Action item
With no word left out, write out the entire listing.

Records provided
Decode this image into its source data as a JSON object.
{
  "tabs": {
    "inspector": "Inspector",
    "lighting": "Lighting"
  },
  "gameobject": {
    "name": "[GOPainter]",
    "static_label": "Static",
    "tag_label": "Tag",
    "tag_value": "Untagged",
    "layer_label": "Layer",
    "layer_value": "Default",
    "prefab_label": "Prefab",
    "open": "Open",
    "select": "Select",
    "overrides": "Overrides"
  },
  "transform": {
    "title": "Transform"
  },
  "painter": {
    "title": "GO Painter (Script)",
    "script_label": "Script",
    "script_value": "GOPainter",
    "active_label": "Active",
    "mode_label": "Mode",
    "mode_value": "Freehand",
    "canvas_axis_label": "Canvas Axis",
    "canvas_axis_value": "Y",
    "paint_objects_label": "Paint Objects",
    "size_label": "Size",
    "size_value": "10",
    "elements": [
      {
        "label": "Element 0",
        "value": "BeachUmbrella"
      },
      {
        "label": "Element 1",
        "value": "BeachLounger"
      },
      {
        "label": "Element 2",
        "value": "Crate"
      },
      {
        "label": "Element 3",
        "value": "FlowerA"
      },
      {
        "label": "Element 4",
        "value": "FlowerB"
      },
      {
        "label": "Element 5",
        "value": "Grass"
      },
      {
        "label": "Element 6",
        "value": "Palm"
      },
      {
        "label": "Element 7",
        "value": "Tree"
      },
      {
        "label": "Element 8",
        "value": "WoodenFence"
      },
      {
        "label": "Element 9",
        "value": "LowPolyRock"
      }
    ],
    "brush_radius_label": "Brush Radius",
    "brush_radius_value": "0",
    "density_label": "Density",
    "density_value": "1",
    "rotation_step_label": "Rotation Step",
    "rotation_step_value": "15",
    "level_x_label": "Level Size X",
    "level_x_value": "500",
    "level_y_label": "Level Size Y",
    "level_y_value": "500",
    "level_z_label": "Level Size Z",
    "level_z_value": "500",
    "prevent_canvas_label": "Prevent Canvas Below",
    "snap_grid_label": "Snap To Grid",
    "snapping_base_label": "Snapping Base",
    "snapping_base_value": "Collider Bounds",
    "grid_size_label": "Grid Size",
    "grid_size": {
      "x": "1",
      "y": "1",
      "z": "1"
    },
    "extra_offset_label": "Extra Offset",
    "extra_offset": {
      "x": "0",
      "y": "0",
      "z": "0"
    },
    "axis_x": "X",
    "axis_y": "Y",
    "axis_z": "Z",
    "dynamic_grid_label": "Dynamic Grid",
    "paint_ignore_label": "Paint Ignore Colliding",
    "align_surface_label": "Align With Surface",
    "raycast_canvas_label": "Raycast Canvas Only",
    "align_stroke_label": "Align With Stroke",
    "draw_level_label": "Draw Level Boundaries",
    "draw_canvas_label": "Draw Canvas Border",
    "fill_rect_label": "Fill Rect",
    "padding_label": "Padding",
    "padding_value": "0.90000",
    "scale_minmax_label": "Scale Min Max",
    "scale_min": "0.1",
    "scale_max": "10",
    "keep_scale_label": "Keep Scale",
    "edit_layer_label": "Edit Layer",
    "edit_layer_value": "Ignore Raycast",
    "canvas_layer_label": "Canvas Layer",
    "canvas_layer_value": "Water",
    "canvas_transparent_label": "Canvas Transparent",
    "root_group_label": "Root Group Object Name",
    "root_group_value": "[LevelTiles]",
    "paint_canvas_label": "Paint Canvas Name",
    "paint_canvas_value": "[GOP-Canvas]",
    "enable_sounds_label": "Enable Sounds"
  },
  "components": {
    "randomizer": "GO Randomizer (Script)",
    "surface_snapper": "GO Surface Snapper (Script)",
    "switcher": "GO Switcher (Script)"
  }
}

Answer space
Decode this image into its source data as a JSON object.
{
  "tabs": {
    "inspector": "Inspector",
    "lighting": "Lighting"
  },
  "gameobject": {
    "name": "[GOPainter]",
    "static_label": "Static",
    "tag_label": "Tag",
    "tag_value": "Untagged",
    "layer_label": "Layer",
    "layer_value": "Default",
    "prefab_label": "Prefab",
    "open": "Open",
    "select": "Select",
    "overrides": "Overrides"
  },
  "transform": {
    "title": "Transform"
  },
  "painter": {
    "title": "GO Painter (Script)",
    "script_label": "Script",
    "script_value": "GOPainter",
    "active_label": "Active",
    "mode_label": "Mode",
    "mode_value": "Freehand",
    "canvas_axis_label": "Canvas Axis",
    "canvas_axis_value": "Y",
    "paint_objects_label": "Paint Objects",
    "size_label": "Size",
    "size_value": "10",
    "elements": [
      {
        "label": "Element 0",
        "value": "BeachUmbrella"
      },
      {
        "label": "Element 1",
        "value": "BeachLounger"
      },
      {
        "label": "Element 2",
        "value": "Crate"
      },
      {
        "label": "Element 3",
        "value": "FlowerA"
      },
      {
        "label": "Element 4",
        "value": "FlowerB"
      },
      {
        "label": "Element 5",
        "value": "Grass"
      },
      {
        "label": "Element 6",
        "value": "Palm"
      },
      {
        "label": "Element 7",
        "value": "Tree"
      },
      {
        "label": "Element 8",
        "value": "WoodenFence"
      },
      {
        "label": "Element 9",
        "value": "LowPolyRock"
      }
    ],
    "brush_radius_label": "Brush Radius",
    "brush_radius_value": "0",
    "density_label": "Density",
    "density_value": "1",
    "rotation_step_label": "Rotation Step",
    "rotation_step_value": "15",
    "level_x_label": "Level Size X",
    "level_x_value": "500",
    "level_y_label": "Level Size Y",
    "level_y_value": "500",
    "level_z_label": "Level Size Z",
    "level_z_value": "500",
    "prevent_canvas_label": "Prevent Canvas Below",
    "snap_grid_label": "Snap To Grid",
    "snapping_base_label": "Snapping Base",
    "snapping_base_value": "Collider Bounds",
    "grid_size_label": "Grid Size",
    "grid_size": {
      "x": "1",
      "y": "1",
      "z": "1"
    },
    "extra_offset_label": "Extra Offset",
    "extra_offset": {
      "x": "0",
      "y": "0",
      "z": "0"
    },
    "axis_x": "X",
    "axis_y": "Y",
    "axis_z": "Z",
    "dynamic_grid_label": "Dynamic Grid",
    "paint_ignore_label": "Paint Ignore Colliding",
    "align_surface_label": "Align With Surface",
    "raycast_canvas_label": "Raycast Canvas Only",
    "align_stroke_label": "Align With Stroke",
    "draw_level_label": "Draw Level Boundaries",
    "draw_canvas_label": "Draw Canvas Border",
    "fill_rect_label": "Fill Rect",
    "padding_label": "Padding",
    "padding_value": "0.90000",
    "scale_minmax_label": "Scale Min Max",
    "scale_min": "0.1",
    "scale_max": "10",
    "keep_scale_label": "Keep Scale",
    "edit_layer_label": "Edit Layer",
    "edit_layer_value": "Ignore Raycast",
    "canvas_layer_label": "Canvas Layer",
    "canvas_layer_value": "Water",
    "canvas_transparent_label": "Canvas Transparent",
    "root_group_label": "Root Group Object Name",
    "root_group_value": "[LevelTiles]",
    "paint_canvas_label": "Paint Canvas Name",
    "paint_canvas_value": "[GOP-Canvas]",
    "enable_sounds_label": "Enable Sounds"
  },
  "components": {
    "randomizer": "GO Randomizer (Script)",
    "surface_snapper": "GO Surface Snapper (Script)",
    "switcher": "GO Switcher (Script)"
  }
}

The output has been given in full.